    behaviors and characteristics and their effect on student outcomes; and studies that analyze parent/family 

    involvement research. From this research, we have distilled the following twelve key findings:

    1.  Parent/family involvement has a significant positive impact on student outcomes throughout the elementary, middle school, and secondary years.

    Several of these studies indicate that parent/family involvement has a lasting effect throughout the K-12

    educational careers of students (Kellaghan, Sloane, Alvarez, & Bloom, 1993; Trusty, 1999). Simon (1999)

    found that although study habits, attitudes, and behavior patterns may be set by a student’s senior year,

    an adolescent’s success is influenced by his or her family even through the last year of high school.

    2.  While in general parent/family involvement improves student outcomes, variations

     have been found according to students’ family cultures, ethnicity, and/or socioeconomic backgrounds.

    Several studies during the past decade have examined the relationship between student outcomes and

    factors such as family culture, ethnicity, and socioeconomic status. Griffith (1996) and Kellaghan, Sloane,

     Alvarez, and Bloom (1993) reported that student outcomes were largely unaffected by these factors.

    Shaver and Walls’ (1998) study of Title I students found that outcomes in mathematics and reading

    achievement for students of all socioeconomic levels were significantly affected by parent/family 

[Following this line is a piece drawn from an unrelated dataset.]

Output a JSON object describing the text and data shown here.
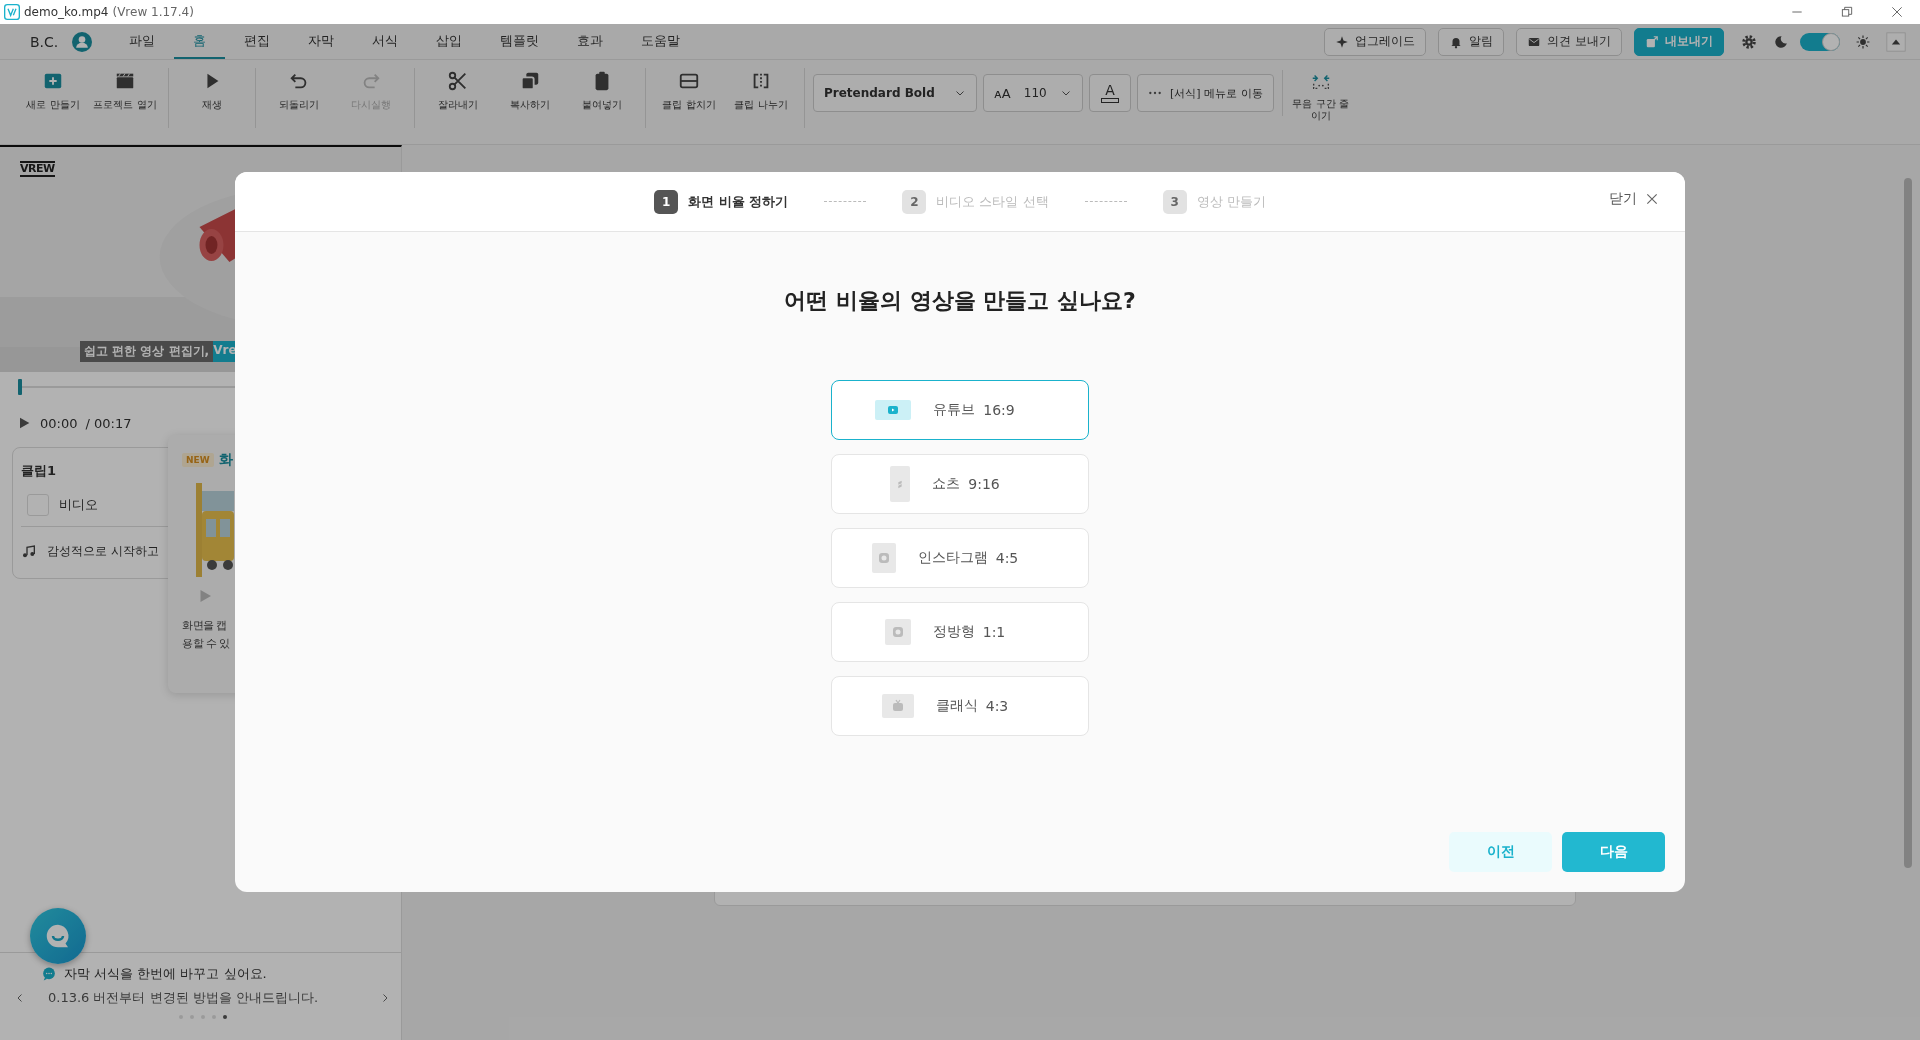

    involvement, although students from higher socioeconomic families experienced the greates